Is there a certainty to security?

The choice between Protection + Prevention vs Detection + Response is an illusion. As security practitioners, we all learnt that defence in depth was key. Yet we focused too much on defence as just a wall or line that would protect us. This type of thinking has been proven to be insufficient time and time again.

First, we put up firewalls and thought we were safe. Then we realized we need IDSes and eventually IPSes. SIEMs and other tools were next. These fulfil parts of the equation, but not all of them.  Once your defences are static and do not evolve based on feedback of what is actually happening, then they can be worked around. Aligning to only one of Protection + Prevention or Detection + Response will leave gaps.

If modern threats have taught us anything it is that no one solution is going to solve all the problems.  We need blended approaches that implement tools to protect our perimeters, but also other tools and systems that can detect anomalous traffic and tune networks on the fly to respond.

No significant Information Security standard – be it ISO 27001, the NIST Cyber Security Framework, Webtrust, or others – stops at simply doing one aspect of security. The key is to keep them balanced and all fed with tools, resources and funding to enhance capabilities across the board.

Many companies think that once they have a few tools deployed to control their perimeter they are done.  But how effective are these tools that they have deployed?  Just because the tools don’t detect anything doesn’t mean that there is nothing there.   For each tool that is deployed, businesses should think of how they will measure its effectiveness.

  • What did traffic look like before it was deployed?
  • What does it look like after?
  • What would it look like if it wasn’t working?
  • What could it be missing?


Understanding the limitations of tools that are deployed is key to understanding what else you should be monitoring for and being able to feed this into your Risk Management processes to forecast the next tools that you should be deploying. Reacting after an attack is too late. The damage is done.
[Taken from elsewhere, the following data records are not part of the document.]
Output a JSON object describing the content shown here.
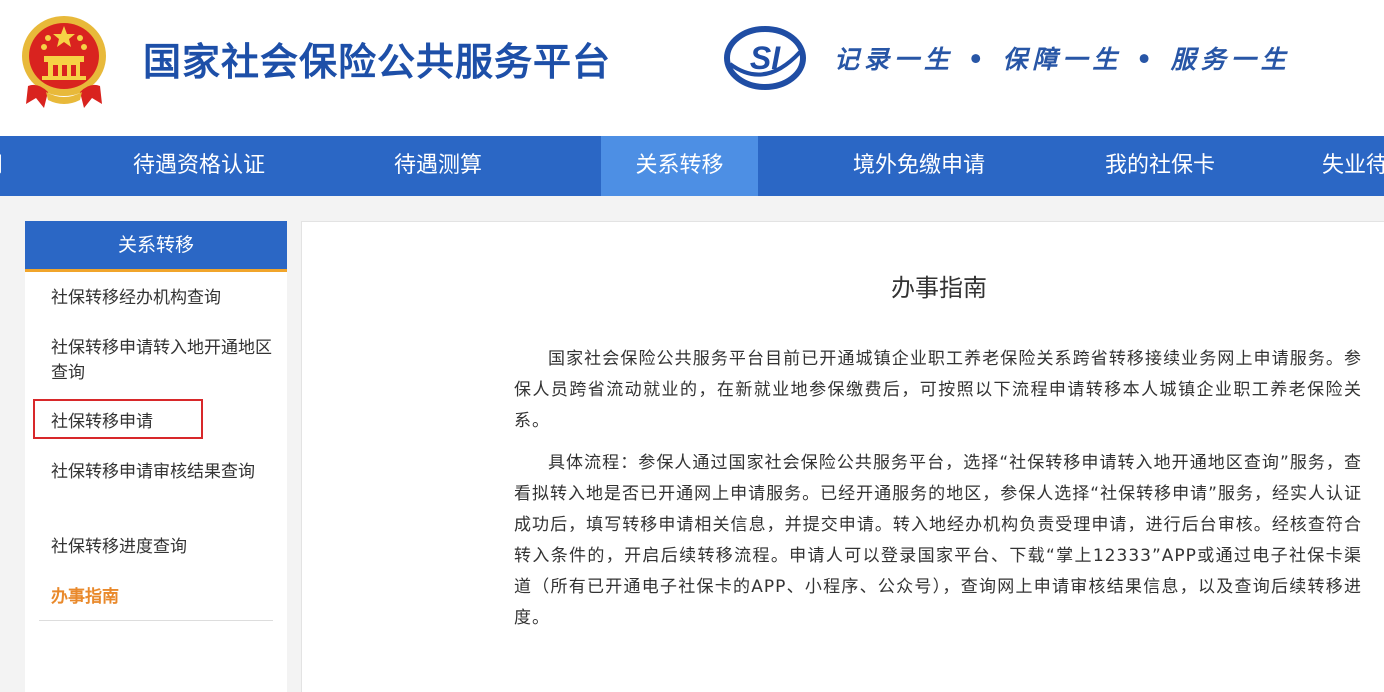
{
  "header": {
    "site_title": "国家社会保险公共服务平台",
    "logo_text": "SI",
    "slogan": "记录一生 • 保障一生 • 服务一生"
  },
  "nav": {
    "items": [
      {
        "label": "问",
        "active": false
      },
      {
        "label": "待遇资格认证",
        "active": false
      },
      {
        "label": "待遇测算",
        "active": false
      },
      {
        "label": "关系转移",
        "active": true
      },
      {
        "label": "境外免缴申请",
        "active": false
      },
      {
        "label": "我的社保卡",
        "active": false
      },
      {
        "label": "失业待",
        "active": false
      }
    ]
  },
  "sidebar": {
    "title": "关系转移",
    "items": [
      {
        "label": "社保转移经办机构查询"
      },
      {
        "label": "社保转移申请转入地开通地区查询"
      },
      {
        "label": "社保转移申请"
      },
      {
        "label": "社保转移申请审核结果查询"
      },
      {
        "label": "社保转移进度查询"
      },
      {
        "label": "办事指南"
      }
    ]
  },
  "main": {
    "title": "办事指南",
    "paragraphs": [
      "国家社会保险公共服务平台目前已开通城镇企业职工养老保险关系跨省转移接续业务网上申请服务。参保人员跨省流动就业的，在新就业地参保缴费后，可按照以下流程申请转移本人城镇企业职工养老保险关系。",
      "具体流程：参保人通过国家社会保险公共服务平台，选择“社保转移申请转入地开通地区查询”服务，查看拟转入地是否已开通网上申请服务。已经开通服务的地区，参保人选择“社保转移申请”服务，经实人认证成功后，填写转移申请相关信息，并提交申请。转入地经办机构负责受理申请，进行后台审核。经核查符合转入条件的，开启后续转移流程。申请人可以登录国家平台、下载“掌上12333”APP或通过电子社保卡渠道（所有已开通电子社保卡的APP、小程序、公众号），查询网上申请审核结果信息，以及查询后续转移进度。"
    ]
  },
  "colors": {
    "nav_blue": "#2b67c5",
    "nav_active": "#4d8fe4",
    "title_blue": "#1d4fa8",
    "accent_orange": "#e9892b",
    "highlight_red": "#d8282a"
  }
}
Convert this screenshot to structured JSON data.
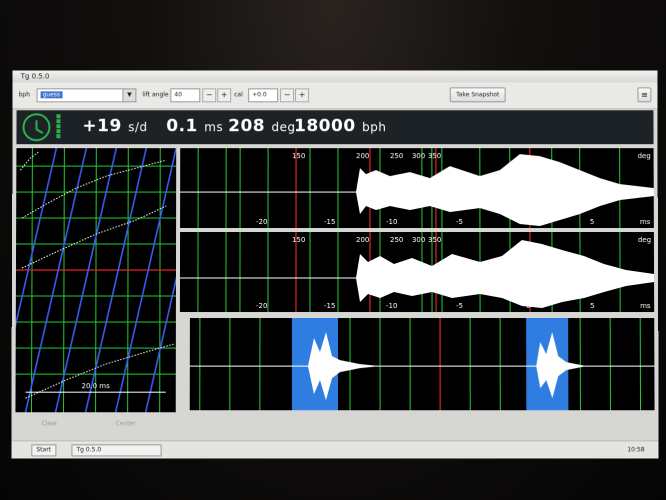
{
  "window": {
    "title": "Tg 0.5.0"
  },
  "toolbar": {
    "bph_label": "bph",
    "bph_value": "guess",
    "lift_label": "lift angle",
    "lift_value": "40",
    "cal_label": "cal",
    "cal_value": "+0.0",
    "minus": "−",
    "plus": "+",
    "snapshot_label": "Take Snapshot",
    "menu_icon": "hamburger-icon"
  },
  "status": {
    "rate": "+19",
    "rate_unit": "s/d",
    "beat_error": "0.1",
    "beat_error_unit": "ms",
    "amplitude": "208",
    "amplitude_unit": "deg",
    "beat_rate": "18000",
    "beat_rate_unit": "bph",
    "indicator_icon": "clock-icon"
  },
  "paper": {
    "scale_label": "20.0 ms",
    "clear_label": "Clear",
    "center_label": "Center"
  },
  "waveforms": {
    "top": {
      "unit_right_top": "deg",
      "unit_right_bottom": "ms",
      "deg_ticks": [
        "150",
        "200",
        "250",
        "300",
        "350"
      ],
      "ms_ticks": [
        "-20",
        "-15",
        "-10",
        "-5",
        "0",
        "5"
      ]
    },
    "middle": {
      "unit_right_top": "deg",
      "unit_right_bottom": "ms",
      "deg_ticks": [
        "150",
        "200",
        "250",
        "300",
        "350"
      ],
      "ms_ticks": [
        "-20",
        "-15",
        "-10",
        "-5",
        "0",
        "5"
      ]
    }
  },
  "taskbar": {
    "start_label": "Start",
    "task_label": "Tg 0.5.0",
    "clock": "10:58"
  },
  "colors": {
    "accent_green": "#2bb34a",
    "grid_green": "#22cc33",
    "grid_red": "#e0232b",
    "highlight_blue": "#2f7de0"
  }
}
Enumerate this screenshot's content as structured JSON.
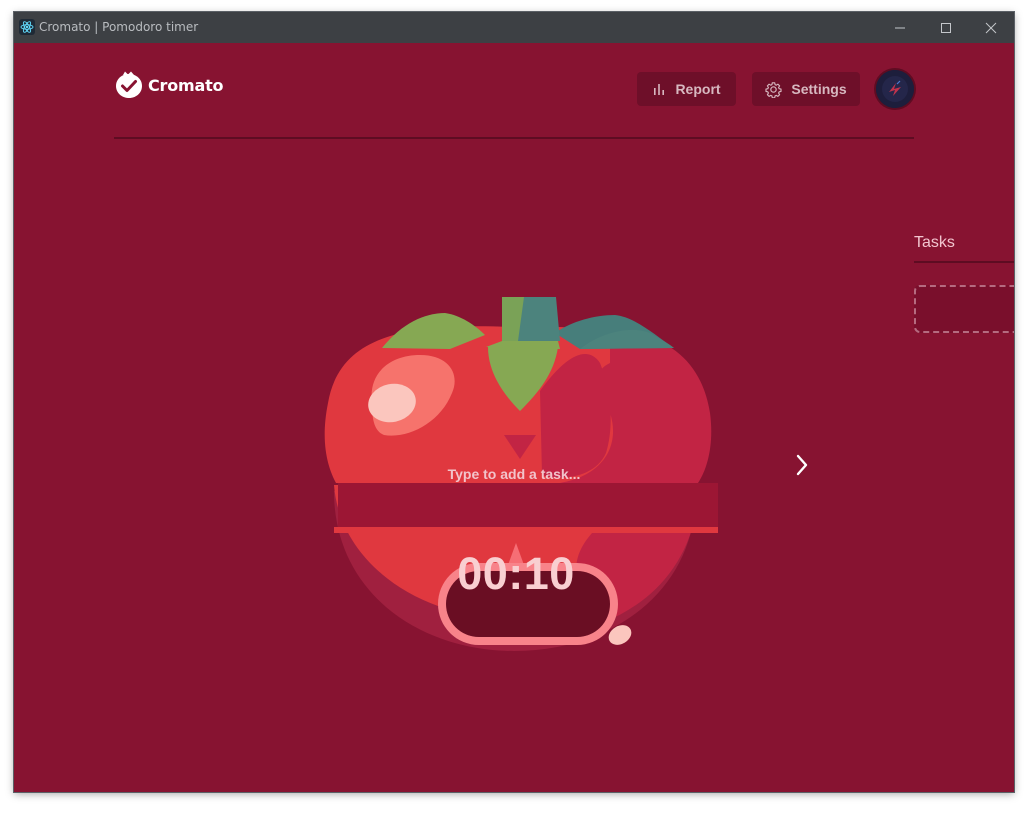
{
  "window": {
    "title": "Cromato | Pomodoro timer"
  },
  "header": {
    "logo_text": "Cromato",
    "report_label": "Report",
    "settings_label": "Settings"
  },
  "timer": {
    "task_placeholder": "Type to add a task...",
    "time": "00:10"
  },
  "tasks": {
    "title": "Tasks"
  },
  "icons": {
    "app": "react-atom-icon",
    "logo": "check-badge-icon",
    "report": "bar-chart-icon",
    "settings": "gear-icon",
    "next": "chevron-right-icon",
    "minimize": "minimize-icon",
    "maximize": "maximize-icon",
    "close": "close-icon"
  },
  "colors": {
    "background": "#871331",
    "titlebar": "#3d4044",
    "button_bg": "#6e0f29",
    "tomato_red": "#e0383f",
    "leaf_green": "#86a853"
  }
}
It’s not a question of Protection + Prevention or Detection + Response, it’s more of a question of Protection + Prevention + Detection + Response. The hope would be that if you are monitoring your current tools, then you will detect gaps before they are an issue and the Response will then be a planned upgrade or deployment as opposed to an incident investigation.

 By David Broad, Information Security and Audit Lead, Echoworx